Data to examine —
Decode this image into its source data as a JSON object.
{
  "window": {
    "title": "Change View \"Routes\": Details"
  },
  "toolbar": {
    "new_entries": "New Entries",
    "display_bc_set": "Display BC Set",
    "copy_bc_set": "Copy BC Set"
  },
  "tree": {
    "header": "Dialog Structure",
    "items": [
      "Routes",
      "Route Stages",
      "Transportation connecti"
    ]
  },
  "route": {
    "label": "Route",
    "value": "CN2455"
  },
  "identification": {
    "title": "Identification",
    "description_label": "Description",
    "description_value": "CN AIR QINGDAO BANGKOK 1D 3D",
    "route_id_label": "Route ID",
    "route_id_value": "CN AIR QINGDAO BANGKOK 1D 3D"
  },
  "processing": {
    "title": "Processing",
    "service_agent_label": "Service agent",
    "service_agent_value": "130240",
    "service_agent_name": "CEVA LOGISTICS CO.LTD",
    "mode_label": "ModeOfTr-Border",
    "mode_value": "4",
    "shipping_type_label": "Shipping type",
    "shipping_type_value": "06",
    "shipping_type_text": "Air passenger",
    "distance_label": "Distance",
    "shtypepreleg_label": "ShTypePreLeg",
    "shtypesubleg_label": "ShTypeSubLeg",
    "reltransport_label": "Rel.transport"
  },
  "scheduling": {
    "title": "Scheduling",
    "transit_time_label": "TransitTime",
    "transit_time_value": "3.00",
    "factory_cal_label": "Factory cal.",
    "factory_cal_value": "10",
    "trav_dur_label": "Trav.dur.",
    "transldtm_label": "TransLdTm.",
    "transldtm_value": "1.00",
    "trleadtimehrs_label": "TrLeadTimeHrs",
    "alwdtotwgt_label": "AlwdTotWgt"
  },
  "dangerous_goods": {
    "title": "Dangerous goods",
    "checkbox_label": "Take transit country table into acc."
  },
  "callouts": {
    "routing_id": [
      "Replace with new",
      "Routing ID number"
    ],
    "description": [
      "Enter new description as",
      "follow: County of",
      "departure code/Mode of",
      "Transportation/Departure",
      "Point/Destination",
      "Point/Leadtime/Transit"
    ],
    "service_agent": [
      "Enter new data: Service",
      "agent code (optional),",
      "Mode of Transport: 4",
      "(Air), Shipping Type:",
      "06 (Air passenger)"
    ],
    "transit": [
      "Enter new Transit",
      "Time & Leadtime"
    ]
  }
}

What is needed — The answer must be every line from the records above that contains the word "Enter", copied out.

Solved exercise —
      "Enter new description as",
      "Enter new data: Service",
      "Enter new Transit",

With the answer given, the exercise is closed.